Isaac was an unusual storm because it moved slowly once it hit land, Kennedy said, resulting in heavy rainfall for many hours in the same spot.
“Usually these storms are gone in a few hours,” he said. “This one stayed around for days.”
Hurricane Isaac hit the Gulf Coast on Aug. 28, the anniversary date of Hurricane Katrina’s landfall in 2005. So far, flooding and high winds have been blamed for five deaths in Louisiana and two in Mississippi.
FEMA said last week it would reimburse 75% of the state’s cost for hurricane protection and preparation efforts, removal of storm debris, and infrastructure repairs. The federal government reimbursed 100% of state and local government expenses from Hurricane Katrina and 90% of the costs from Hurricane Gustav in 2008.
FEMA has also authorized federal assistance for temporary housing, repairs, and uninsured property losses in Ascension, Jefferson, Lafourche, Livingston, Plaquemines, St. Bernard, St. John the Baptist, St. Tammany, and Orleans parishes.
Gov. Bobby Jindal has requested the same assistance for residents of East Baton Rouge and West Baton Rouge parishes, and is seeking disaster food stamps for five of the hardest-hit parishes.
Louisiana had spent $56.4 million on storm efforts as of Sept. 1, including $38.4 million of supplies and $9 million for personnel expenses.
If the 75% reimbursement level is maintained, the state would be responsible for $14.1 million. Louisiana has a $16.4 million emergency fund.
Jindal asked the federal government to reimburse 100% of state and local expenditures from the storm before Isaac hit the coast.
“I ask that you exercise your discretion to approve the state’s pending request for all emergency protective measures,” Jindal said in a letter to President Obama and FEMA officials on Aug. 27. “Further, I ask that you consider a cost-share adjustment to eliminate the state’s non-federal share of the costs for this event.”

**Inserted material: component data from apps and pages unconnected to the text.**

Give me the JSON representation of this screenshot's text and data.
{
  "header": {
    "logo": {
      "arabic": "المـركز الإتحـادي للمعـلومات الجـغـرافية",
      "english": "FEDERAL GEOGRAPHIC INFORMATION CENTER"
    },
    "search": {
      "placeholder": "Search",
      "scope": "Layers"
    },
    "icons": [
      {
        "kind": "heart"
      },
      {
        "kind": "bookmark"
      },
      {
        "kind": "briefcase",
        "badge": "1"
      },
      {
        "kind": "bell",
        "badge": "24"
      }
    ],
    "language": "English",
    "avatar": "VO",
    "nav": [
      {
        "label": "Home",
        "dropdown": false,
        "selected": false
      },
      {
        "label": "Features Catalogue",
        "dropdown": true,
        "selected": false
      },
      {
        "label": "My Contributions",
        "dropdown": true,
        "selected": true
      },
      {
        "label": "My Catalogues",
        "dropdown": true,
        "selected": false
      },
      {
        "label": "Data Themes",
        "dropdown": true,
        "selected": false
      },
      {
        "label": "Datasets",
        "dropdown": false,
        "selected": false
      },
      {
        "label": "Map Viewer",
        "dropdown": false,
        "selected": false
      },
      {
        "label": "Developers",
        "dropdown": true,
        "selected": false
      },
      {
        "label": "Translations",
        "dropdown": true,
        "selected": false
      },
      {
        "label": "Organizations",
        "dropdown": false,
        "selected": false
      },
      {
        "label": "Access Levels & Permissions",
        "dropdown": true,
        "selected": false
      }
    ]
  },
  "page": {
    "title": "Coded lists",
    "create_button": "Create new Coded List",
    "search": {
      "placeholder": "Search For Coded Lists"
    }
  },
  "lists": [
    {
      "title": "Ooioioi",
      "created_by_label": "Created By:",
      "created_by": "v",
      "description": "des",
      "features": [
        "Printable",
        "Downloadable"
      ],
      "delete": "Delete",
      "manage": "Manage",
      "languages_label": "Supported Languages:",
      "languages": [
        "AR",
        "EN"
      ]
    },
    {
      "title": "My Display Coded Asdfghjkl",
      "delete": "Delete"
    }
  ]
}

FEMA said Louisiana has reached the threshold for 75% reimbursement, based on damages of at least $1.35 per resident. If storm damages total $131 per resident of Louisiana, the reimbursement level would go to 90%.
State officials said Louisiana is almost at the 90% level.